Written by Linda Musita
Two athletes, Mary Nakhumitsa and Abdelkader Benali sat with the British High Commissioner to Kenya and discussed their triumphs on and off the track. Nakhumitsa is a paralympics champion. The twenty year record holder in javelin, short put and throwing the discus is very proud of her achievements and on Saturday, she wore her 30 medals around her neck. She has won 12 gold medals, 11 silver medals and 6 bronze medals. She also received an OGW Award from former president Moi and she prides herself in being the only paralympic champion in East Africa. Nakhumitsa got into sports when she was ten years old, with the help and encouragement of her father who is her trainer/coach to date.
She talked about disabled people and how sports makes them stronger. However, she conveyed her worries about the others who cannot do sport. They are educated, they have good grades and good papers, but no one will hire them. This, according to Mary, affects them emotionally and she sees it as a form of discrimination that should be snipped at its base.
Benali pointed out that in the athletics world there is no such thing as ‘abled’ or ‘disabled’. All of them have respect for each other and as human beings they are aware that they all have weaknesses. They all strive and struggle to fight and overcome these weaknesses. They all train rigorously and share the same ‘setbacks and problems’ experiences. “The more disadvantages you have, the further you go in life because you know that you have no choice but to overcome them,” he added.
Abdelkader Benali was born in a remote village in Morocco, a place where electricity and the luxuries of the city were non existent. When he was four years old, his family moved to Netherlands. It was a different world where everyone seemed perfect. He did not feel at home at first. Fitting in was a problem.
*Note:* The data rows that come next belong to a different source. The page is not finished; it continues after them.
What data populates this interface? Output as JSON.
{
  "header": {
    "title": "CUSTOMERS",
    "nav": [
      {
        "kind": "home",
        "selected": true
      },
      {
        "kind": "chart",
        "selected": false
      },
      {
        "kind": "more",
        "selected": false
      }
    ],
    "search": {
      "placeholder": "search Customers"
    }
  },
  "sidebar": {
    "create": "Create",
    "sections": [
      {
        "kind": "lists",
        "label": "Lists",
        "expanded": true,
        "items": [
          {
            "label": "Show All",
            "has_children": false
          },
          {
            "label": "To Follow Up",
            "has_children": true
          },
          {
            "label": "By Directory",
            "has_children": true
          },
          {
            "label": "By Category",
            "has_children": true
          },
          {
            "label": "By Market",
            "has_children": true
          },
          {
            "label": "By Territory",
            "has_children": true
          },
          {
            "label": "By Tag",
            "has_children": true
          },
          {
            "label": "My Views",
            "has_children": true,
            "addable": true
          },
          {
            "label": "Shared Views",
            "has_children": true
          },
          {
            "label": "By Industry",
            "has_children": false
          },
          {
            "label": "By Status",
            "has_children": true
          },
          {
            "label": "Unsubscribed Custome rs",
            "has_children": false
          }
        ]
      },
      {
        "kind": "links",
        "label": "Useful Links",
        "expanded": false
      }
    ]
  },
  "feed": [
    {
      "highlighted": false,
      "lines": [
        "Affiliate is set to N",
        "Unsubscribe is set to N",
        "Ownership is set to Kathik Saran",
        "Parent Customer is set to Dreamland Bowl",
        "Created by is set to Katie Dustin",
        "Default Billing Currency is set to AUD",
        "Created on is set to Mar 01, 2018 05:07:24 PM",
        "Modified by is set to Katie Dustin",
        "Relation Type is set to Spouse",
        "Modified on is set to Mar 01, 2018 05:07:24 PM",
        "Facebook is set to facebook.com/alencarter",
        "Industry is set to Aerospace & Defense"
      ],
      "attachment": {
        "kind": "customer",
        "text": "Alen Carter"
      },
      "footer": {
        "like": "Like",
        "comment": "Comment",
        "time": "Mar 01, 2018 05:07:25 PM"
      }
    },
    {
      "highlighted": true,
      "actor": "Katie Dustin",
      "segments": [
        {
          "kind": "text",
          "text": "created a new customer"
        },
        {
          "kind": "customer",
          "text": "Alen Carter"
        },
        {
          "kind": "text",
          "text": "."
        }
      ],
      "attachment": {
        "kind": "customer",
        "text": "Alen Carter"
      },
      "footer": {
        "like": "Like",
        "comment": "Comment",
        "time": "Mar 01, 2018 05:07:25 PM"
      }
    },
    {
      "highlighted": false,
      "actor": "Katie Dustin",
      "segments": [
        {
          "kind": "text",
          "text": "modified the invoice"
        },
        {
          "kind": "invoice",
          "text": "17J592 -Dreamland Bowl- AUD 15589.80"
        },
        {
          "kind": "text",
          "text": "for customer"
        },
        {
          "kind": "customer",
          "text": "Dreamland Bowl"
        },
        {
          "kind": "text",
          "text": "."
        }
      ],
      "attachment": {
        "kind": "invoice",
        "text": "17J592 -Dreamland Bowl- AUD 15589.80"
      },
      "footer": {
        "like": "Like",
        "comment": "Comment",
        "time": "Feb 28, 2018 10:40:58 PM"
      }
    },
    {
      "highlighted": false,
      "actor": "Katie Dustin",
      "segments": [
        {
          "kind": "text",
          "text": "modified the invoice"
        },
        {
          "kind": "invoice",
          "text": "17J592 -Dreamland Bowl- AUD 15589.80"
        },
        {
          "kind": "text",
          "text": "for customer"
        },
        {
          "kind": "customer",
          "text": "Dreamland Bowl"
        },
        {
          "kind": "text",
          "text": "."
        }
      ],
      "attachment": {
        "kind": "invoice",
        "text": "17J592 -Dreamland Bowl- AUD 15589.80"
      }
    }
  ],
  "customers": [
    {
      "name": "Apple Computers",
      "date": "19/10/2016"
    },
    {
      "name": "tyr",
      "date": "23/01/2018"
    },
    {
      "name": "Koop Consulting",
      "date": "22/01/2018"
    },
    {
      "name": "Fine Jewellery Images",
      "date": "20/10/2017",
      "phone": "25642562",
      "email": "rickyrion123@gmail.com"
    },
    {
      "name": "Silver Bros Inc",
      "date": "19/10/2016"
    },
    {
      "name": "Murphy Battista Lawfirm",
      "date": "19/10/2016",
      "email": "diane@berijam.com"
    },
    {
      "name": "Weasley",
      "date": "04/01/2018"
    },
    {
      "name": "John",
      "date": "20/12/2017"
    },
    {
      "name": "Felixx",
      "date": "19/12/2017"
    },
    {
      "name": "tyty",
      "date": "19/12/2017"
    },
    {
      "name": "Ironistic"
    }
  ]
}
He spoke of a time in school when the students in his class ‘reminded’ him that he was from Morocco and asked if he was going back home soon. “I told them, no, I am here to stay.” One day he was watching Tv, still in that state of feeling out of place and without purpose, on screen an athletics race was about to start. “Skinny, almost half naked men” were lined up and the commentator mentioned that one of the runners, a Moroccan, was definitely going to win the race. He, Benali, thought that that could be him as well and as the running began he felt like he was running with the other Moroccan and his connection to Africa was resurrected. For the first time in his life, he had a hero. Later he went and bought running shoes, that did not fit and his reaction to the pinch of the shoes was, “Oh wow! Running shoes hurt!”
The marathoner said that over the years he has developed great respect for Kenyan runners. His sense of humor kicks in again when he explains how Kenyan runners are either training or sleeping. It is always one or the other. If they are not training they are sleeping, even on a twenty minute bus ride. The sleeping, it turns out, rejuvinates and rests the body. He also commended them on their attitude. “With Kenyan athletes, it doesn’t matter how hot or cold the waether is, they will run,” Benali said, “They refer to the tracks in Europe as Persian tapestry compared to the terrain they run in Kenya.” Nakhumitsa chipped in that the success of the Kenyan athletete is atrributed to discipline, training and rest. “They wake up at 5am and start training, rest and then go back to train “.
When Mary is not training, she is relaxing in bed. Benali loves to cook, read and watch football when he is not training or writing. His advice to athletes, “Work hard, rest hard.” Benali is a leadning novelist whose recent work incluses The Museum of Loved Ones.
“Learn how to sleep like an African.”